THE blessing of living near the beach is the water activities available. I’m particularly fond of catching waves on a boogie board. The exhilarating joy of riding waves is addictive. Imagine if you can’t experience that without the help of others.
The Disabled Surfers Association organises events for people with a disability to experience surfing. I had great time last year as a volunteer with the Bass Coast-Inverloch branch at last year’s Inverloch event and registered again without hesitation for this year’s event. I looked forward to spending time with people who are willing to help others. However, on February 9, ominous dark clouds covered the sky at Inverloch, and the weather prediction was grim. I was disappointed for the lost opportunity and felt for all those who were involved in organising this worthy event.
I was wrong. DSA decided to proceed despite the unfavourable weather of the predicted heavy rain, the strong wind and the big swell. DSA wasn’t reckless. Far from it. The safety of the surfers and volunteers was their priority, so conditions were monitored throughout the day. To be honest, when we arrived at the surf lifesaving club to complete registration, it was cold and miserable. The rain was heavy. So was my heart. I sincerely hoped for a positive outcome for everyone involved.
Once my registration was ticked off, I went straight up to the kitchen and started chopping up some fruits. A few people came upstairs to grab some tea and coffee to warm themselves up. Having a chat with them lifted me because I could see everyone was committed to make this event worthwhile no matter what the weather was. I was part of the team, and that’s what I focused on. I chopped fruits mindfully, went downstairs to serve them with a smile. By 11.30, all water volunteers, the DSA staff and the disabled surfers were bracing themselves on the beach. There was a significant drop in participation due to the weather, but I recognised many faces returning from last year’s event. Fortunately, the rain eased a little for the group photos at the start, and I could sense morale was up. Everyone was committed to make something wonderful happen for the disabled surfers.
I went back to the BBQ area where members of Lions Club were cooking sausages. I was introduced to friendly faces of this compassionate community-based organisation. They were a kind and funny bunch of people, and I enjoyed their company very much.
As soon as the sausages were cooked, we put each on a slice of bread, then put them in the tray with a bottle of tomato sauce to carry to the beach where the main activity was happening. There was an art to the sausage sandwich delivering.

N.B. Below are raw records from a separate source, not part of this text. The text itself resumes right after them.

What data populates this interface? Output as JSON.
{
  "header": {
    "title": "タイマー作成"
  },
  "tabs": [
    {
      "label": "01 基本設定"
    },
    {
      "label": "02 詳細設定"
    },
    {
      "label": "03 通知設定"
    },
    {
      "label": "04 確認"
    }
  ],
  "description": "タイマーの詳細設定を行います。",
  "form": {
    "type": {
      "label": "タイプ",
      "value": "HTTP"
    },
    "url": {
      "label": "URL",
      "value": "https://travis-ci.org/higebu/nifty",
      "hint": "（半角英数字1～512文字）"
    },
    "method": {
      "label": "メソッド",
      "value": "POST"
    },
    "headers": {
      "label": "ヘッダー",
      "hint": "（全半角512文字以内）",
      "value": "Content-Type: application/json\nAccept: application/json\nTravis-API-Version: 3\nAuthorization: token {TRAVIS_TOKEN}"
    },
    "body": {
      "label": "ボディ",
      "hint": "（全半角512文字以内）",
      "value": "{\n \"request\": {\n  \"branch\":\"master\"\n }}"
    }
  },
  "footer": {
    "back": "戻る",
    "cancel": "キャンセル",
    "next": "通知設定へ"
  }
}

They had to be delivered with the right timing, and I had to try to keep them warm if I could.
Initially I served them when the group was just about to take the surfer out in the water. Of course, no one wanted to stuff themselves with food. I learned to observe how activities were conducted and approached people only when it was appropriate. When the timing was right, people’s appreciation was phenomenal. It’s a humble sausage sandwich. People had them many times before. On this occasion, I was treated as if I was delivering a feast fit for royalty. Everyone was grateful. I used my own body to shield food away from the strong wind and sand while I was waiting on the beach. Not only the surfers but volunteers – they were all having a ball under the dark sky. My heart was warmed by witnessing something magical happening.
By the time the last surfer decided to call it a day, and returned to grab more food, the sun was out. Music was playing and there was a big buzz in the air. Everyone’s spirit was lifted. It was a risky decision to go ahead, but in the end we gained so much. If we can run such a successful event on the horrendous day like this, the same event in March will be smooth sailing. Going through the photographs Rob took, my perception held. There were smiles everywhere. The surfers in the yellow rash vests, water volunteers in the blue, and DSA leaders in the red, we all played different parts, but orchestrated a beautiful harmonious music. We finished the event truly on a high note.
I volunteered to make summer for disabled surfers. By committing to something meaningful, I received so much in return. Throughout the event, I connected and engaged with many people whom otherwise I wouldn’t have met. It was a sheer delight to see many faces of disabled surfers lit up with joy. As I reflect on the value of volunteering itself, I do believe helping others is one of the most important activities we can participate in as human beings.